• Aim of the task: A verbatim copy of all the data is required, minus any images.

• Provided information:

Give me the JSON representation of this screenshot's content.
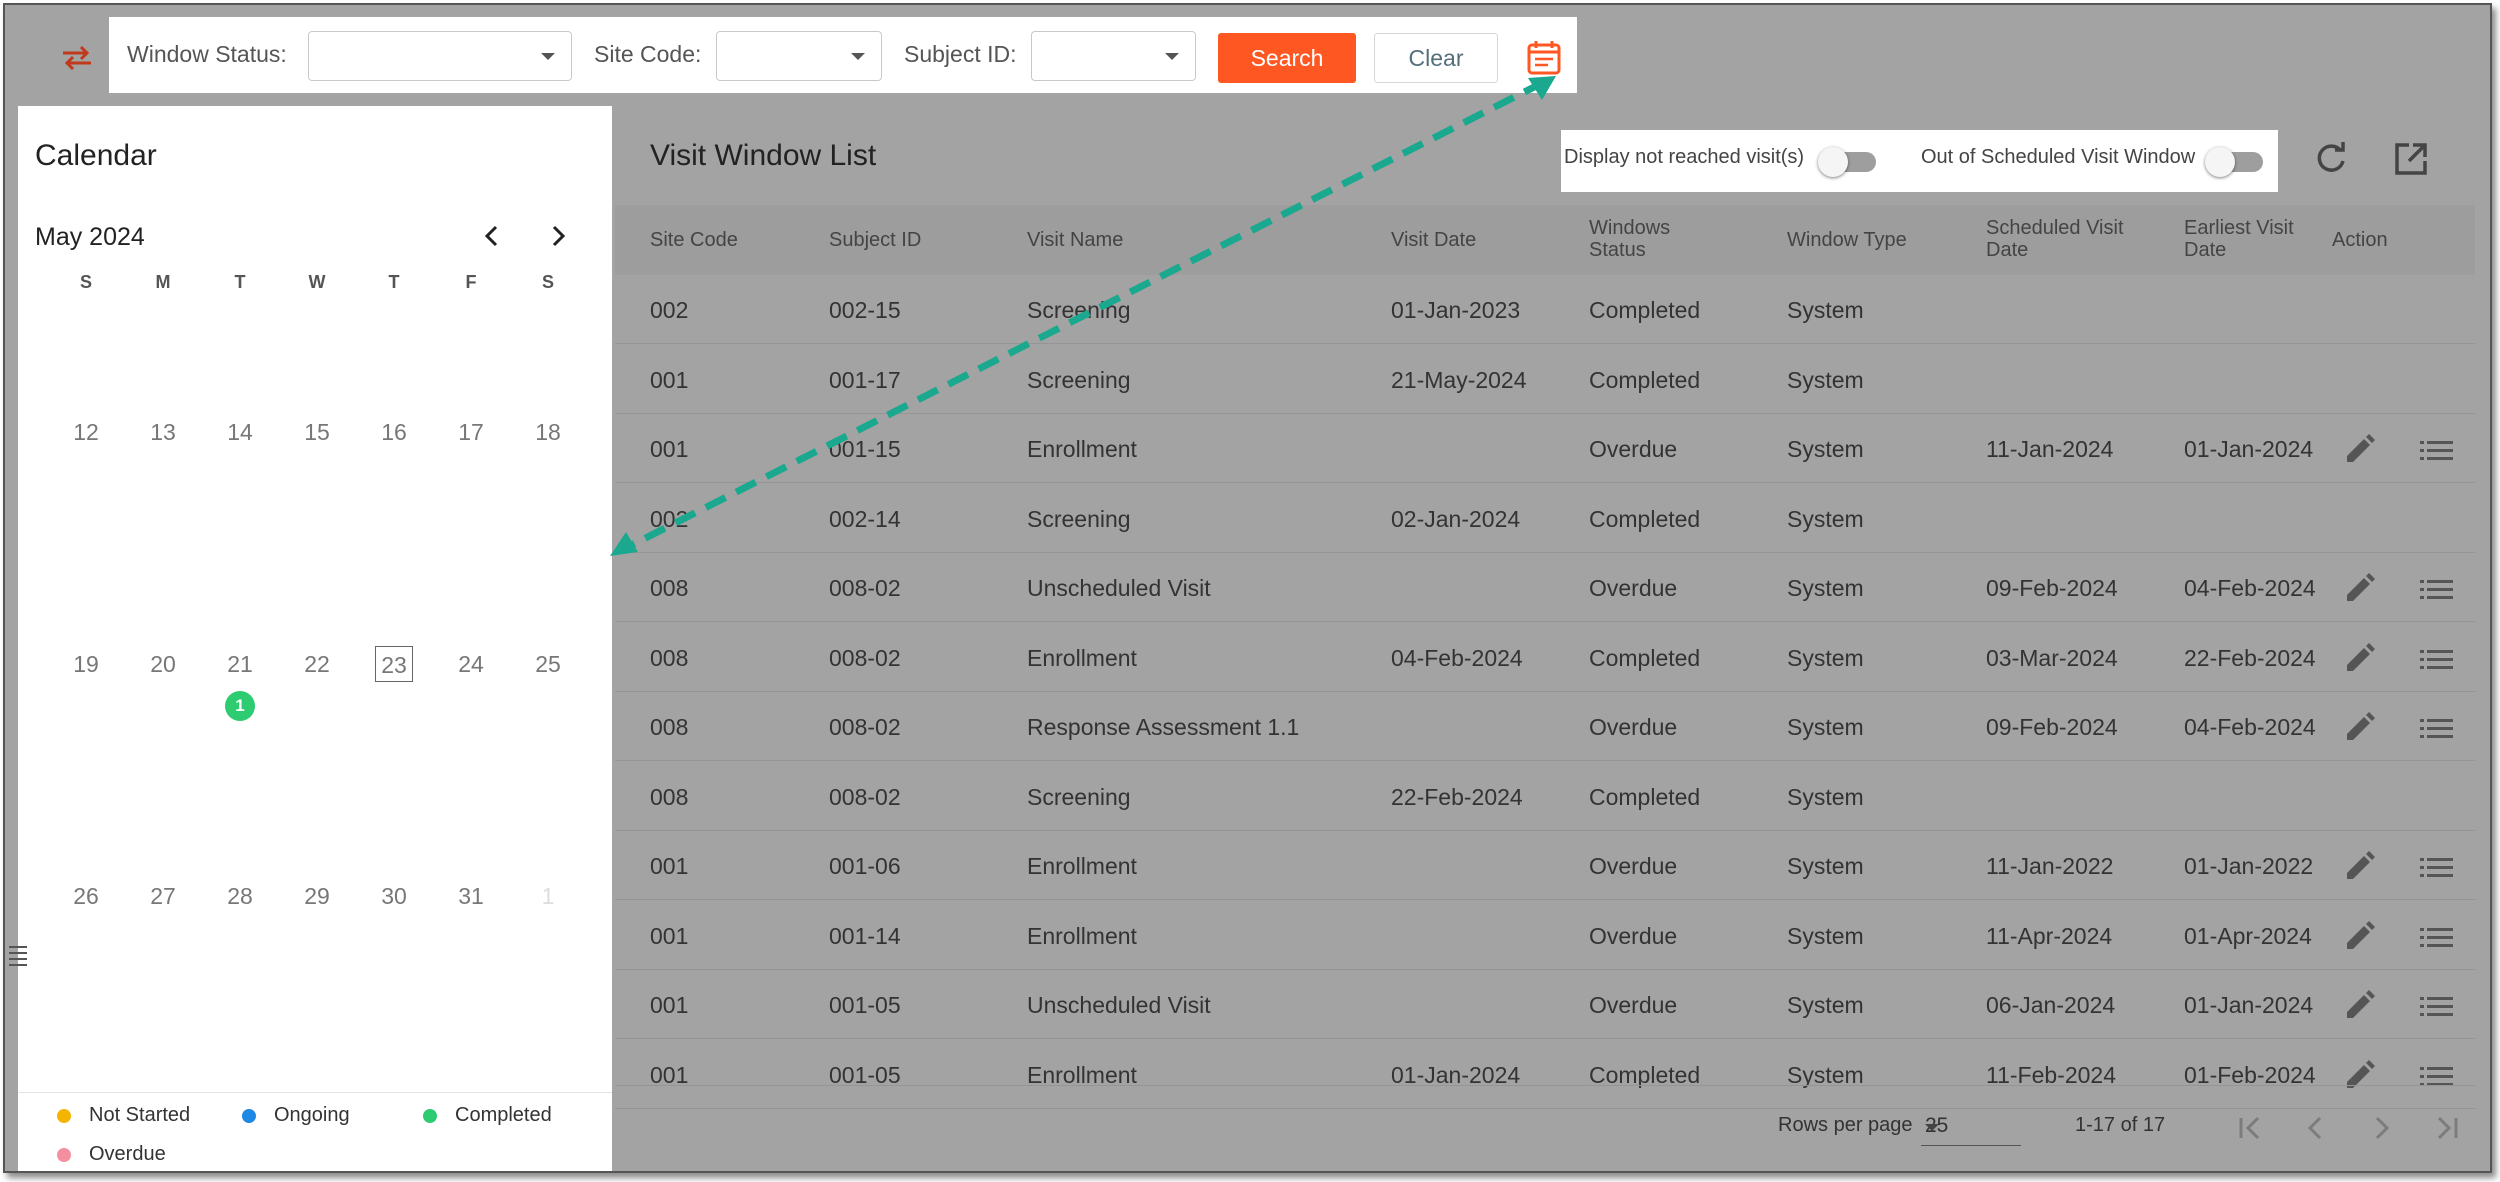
{
  "filters": {
    "window_status_label": "Window Status:",
    "window_status_value": "",
    "site_code_label": "Site Code:",
    "site_code_value": "",
    "subject_id_label": "Subject ID:",
    "subject_id_value": "",
    "search_label": "Search",
    "clear_label": "Clear"
  },
  "icons": {
    "swap": "swap-arrows-icon",
    "calendar_toggle": "calendar-icon",
    "refresh": "refresh-icon",
    "open_external": "open-in-new-icon",
    "edit": "pencil-icon",
    "details": "list-icon",
    "sidebar_handle": "list-icon"
  },
  "colors": {
    "accent": "#ff5722",
    "swap_icon": "#c0391b",
    "arrow": "#1aa88e",
    "today_badge": "#2ecc71",
    "not_started": "#f5b400",
    "ongoing": "#1e88e5",
    "completed": "#2ecc71",
    "overdue": "#f48fa0"
  },
  "calendar": {
    "title": "Calendar",
    "month": "May 2024",
    "weekdays": [
      "S",
      "M",
      "T",
      "W",
      "T",
      "F",
      "S"
    ],
    "weeks": [
      [
        "12",
        "13",
        "14",
        "15",
        "16",
        "17",
        "18"
      ],
      [
        "19",
        "20",
        "21",
        "22",
        "23",
        "24",
        "25"
      ],
      [
        "26",
        "27",
        "28",
        "29",
        "30",
        "31",
        "1"
      ]
    ],
    "selected_day": "23",
    "event_day": "21",
    "event_count": "1",
    "legend": {
      "not_started": "Not Started",
      "ongoing": "Ongoing",
      "completed": "Completed",
      "overdue": "Overdue"
    }
  },
  "grid": {
    "title": "Visit Window List",
    "toggle_not_reached": "Display not reached visit(s)",
    "toggle_out_of_window": "Out of Scheduled Visit Window",
    "columns": {
      "site_code": "Site Code",
      "subject_id": "Subject ID",
      "visit_name": "Visit Name",
      "visit_date": "Visit Date",
      "windows_status_1": "Windows",
      "windows_status_2": "Status",
      "window_type": "Window Type",
      "scheduled_1": "Scheduled Visit",
      "scheduled_2": "Date",
      "earliest_1": "Earliest Visit",
      "earliest_2": "Date",
      "action": "Action"
    },
    "rows": [
      {
        "site": "002",
        "subject": "002-15",
        "visit": "Screening",
        "visit_date": "01-Jan-2023",
        "status": "Completed",
        "type": "System",
        "scheduled": "",
        "earliest": ""
      },
      {
        "site": "001",
        "subject": "001-17",
        "visit": "Screening",
        "visit_date": "21-May-2024",
        "status": "Completed",
        "type": "System",
        "scheduled": "",
        "earliest": ""
      },
      {
        "site": "001",
        "subject": "001-15",
        "visit": "Enrollment",
        "visit_date": "",
        "status": "Overdue",
        "type": "System",
        "scheduled": "11-Jan-2024",
        "earliest": "01-Jan-2024"
      },
      {
        "site": "002",
        "subject": "002-14",
        "visit": "Screening",
        "visit_date": "02-Jan-2024",
        "status": "Completed",
        "type": "System",
        "scheduled": "",
        "earliest": ""
      },
      {
        "site": "008",
        "subject": "008-02",
        "visit": "Unscheduled Visit",
        "visit_date": "",
        "status": "Overdue",
        "type": "System",
        "scheduled": "09-Feb-2024",
        "earliest": "04-Feb-2024"
      },
      {
        "site": "008",
        "subject": "008-02",
        "visit": "Enrollment",
        "visit_date": "04-Feb-2024",
        "status": "Completed",
        "type": "System",
        "scheduled": "03-Mar-2024",
        "earliest": "22-Feb-2024"
      },
      {
        "site": "008",
        "subject": "008-02",
        "visit": "Response Assessment 1.1",
        "visit_date": "",
        "status": "Overdue",
        "type": "System",
        "scheduled": "09-Feb-2024",
        "earliest": "04-Feb-2024"
      },
      {
        "site": "008",
        "subject": "008-02",
        "visit": "Screening",
        "visit_date": "22-Feb-2024",
        "status": "Completed",
        "type": "System",
        "scheduled": "",
        "earliest": ""
      },
      {
        "site": "001",
        "subject": "001-06",
        "visit": "Enrollment",
        "visit_date": "",
        "status": "Overdue",
        "type": "System",
        "scheduled": "11-Jan-2022",
        "earliest": "01-Jan-2022"
      },
      {
        "site": "001",
        "subject": "001-14",
        "visit": "Enrollment",
        "visit_date": "",
        "status": "Overdue",
        "type": "System",
        "scheduled": "11-Apr-2024",
        "earliest": "01-Apr-2024"
      },
      {
        "site": "001",
        "subject": "001-05",
        "visit": "Unscheduled Visit",
        "visit_date": "",
        "status": "Overdue",
        "type": "System",
        "scheduled": "06-Jan-2024",
        "earliest": "01-Jan-2024"
      },
      {
        "site": "001",
        "subject": "001-05",
        "visit": "Enrollment",
        "visit_date": "01-Jan-2024",
        "status": "Completed",
        "type": "System",
        "scheduled": "11-Feb-2024",
        "earliest": "01-Feb-2024"
      }
    ],
    "rows_per_page_label": "Rows per page",
    "rows_per_page_value": "25",
    "range_text": "1-17 of 17"
  }
}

• Written response:
Give me the JSON representation of this screenshot's content.
{
  "filters": {
    "window_status_label": "Window Status:",
    "window_status_value": "",
    "site_code_label": "Site Code:",
    "site_code_value": "",
    "subject_id_label": "Subject ID:",
    "subject_id_value": "",
    "search_label": "Search",
    "clear_label": "Clear"
  },
  "icons": {
    "swap": "swap-arrows-icon",
    "calendar_toggle": "calendar-icon",
    "refresh": "refresh-icon",
    "open_external": "open-in-new-icon",
    "edit": "pencil-icon",
    "details": "list-icon",
    "sidebar_handle": "list-icon"
  },
  "colors": {
    "accent": "#ff5722",
    "swap_icon": "#c0391b",
    "arrow": "#1aa88e",
    "today_badge": "#2ecc71",
    "not_started": "#f5b400",
    "ongoing": "#1e88e5",
    "completed": "#2ecc71",
    "overdue": "#f48fa0"
  },
  "calendar": {
    "title": "Calendar",
    "month": "May 2024",
    "weekdays": [
      "S",
      "M",
      "T",
      "W",
      "T",
      "F",
      "S"
    ],
    "weeks": [
      [
        "12",
        "13",
        "14",
        "15",
        "16",
        "17",
        "18"
      ],
      [
        "19",
        "20",
        "21",
        "22",
        "23",
        "24",
        "25"
      ],
      [
        "26",
        "27",
        "28",
        "29",
        "30",
        "31",
        "1"
      ]
    ],
    "selected_day": "23",
    "event_day": "21",
    "event_count": "1",
    "legend": {
      "not_started": "Not Started",
      "ongoing": "Ongoing",
      "completed": "Completed",
      "overdue": "Overdue"
    }
  },
  "grid": {
    "title": "Visit Window List",
    "toggle_not_reached": "Display not reached visit(s)",
    "toggle_out_of_window": "Out of Scheduled Visit Window",
    "columns": {
      "site_code": "Site Code",
      "subject_id": "Subject ID",
      "visit_name": "Visit Name",
      "visit_date": "Visit Date",
      "windows_status_1": "Windows",
      "windows_status_2": "Status",
      "window_type": "Window Type",
      "scheduled_1": "Scheduled Visit",
      "scheduled_2": "Date",
      "earliest_1": "Earliest Visit",
      "earliest_2": "Date",
      "action": "Action"
    },
    "rows": [
      {
        "site": "002",
        "subject": "002-15",
        "visit": "Screening",
        "visit_date": "01-Jan-2023",
        "status": "Completed",
        "type": "System",
        "scheduled": "",
        "earliest": ""
      },
      {
        "site": "001",
        "subject": "001-17",
        "visit": "Screening",
        "visit_date": "21-May-2024",
        "status": "Completed",
        "type": "System",
        "scheduled": "",
        "earliest": ""
      },
      {
        "site": "001",
        "subject": "001-15",
        "visit": "Enrollment",
        "visit_date": "",
        "status": "Overdue",
        "type": "System",
        "scheduled": "11-Jan-2024",
        "earliest": "01-Jan-2024"
      },
      {
        "site": "002",
        "subject": "002-14",
        "visit": "Screening",
        "visit_date": "02-Jan-2024",
        "status": "Completed",
        "type": "System",
        "scheduled": "",
        "earliest": ""
      },
      {
        "site": "008",
        "subject": "008-02",
        "visit": "Unscheduled Visit",
        "visit_date": "",
        "status": "Overdue",
        "type": "System",
        "scheduled": "09-Feb-2024",
        "earliest": "04-Feb-2024"
      },
      {
        "site": "008",
        "subject": "008-02",
        "visit": "Enrollment",
        "visit_date": "04-Feb-2024",
        "status": "Completed",
        "type": "System",
        "scheduled": "03-Mar-2024",
        "earliest": "22-Feb-2024"
      },
      {
        "site": "008",
        "subject": "008-02",
        "visit": "Response Assessment 1.1",
        "visit_date": "",
        "status": "Overdue",
        "type": "System",
        "scheduled": "09-Feb-2024",
        "earliest": "04-Feb-2024"
      },
      {
        "site": "008",
        "subject": "008-02",
        "visit": "Screening",
        "visit_date": "22-Feb-2024",
        "status": "Completed",
        "type": "System",
        "scheduled": "",
        "earliest": ""
      },
      {
        "site": "001",
        "subject": "001-06",
        "visit": "Enrollment",
        "visit_date": "",
        "status": "Overdue",
        "type": "System",
        "scheduled": "11-Jan-2022",
        "earliest": "01-Jan-2022"
      },
      {
        "site": "001",
        "subject": "001-14",
        "visit": "Enrollment",
        "visit_date": "",
        "status": "Overdue",
        "type": "System",
        "scheduled": "11-Apr-2024",
        "earliest": "01-Apr-2024"
      },
      {
        "site": "001",
        "subject": "001-05",
        "visit": "Unscheduled Visit",
        "visit_date": "",
        "status": "Overdue",
        "type": "System",
        "scheduled": "06-Jan-2024",
        "earliest": "01-Jan-2024"
      },
      {
        "site": "001",
        "subject": "001-05",
        "visit": "Enrollment",
        "visit_date": "01-Jan-2024",
        "status": "Completed",
        "type": "System",
        "scheduled": "11-Feb-2024",
        "earliest": "01-Feb-2024"
      }
    ],
    "rows_per_page_label": "Rows per page",
    "rows_per_page_value": "25",
    "range_text": "1-17 of 17"
  }
}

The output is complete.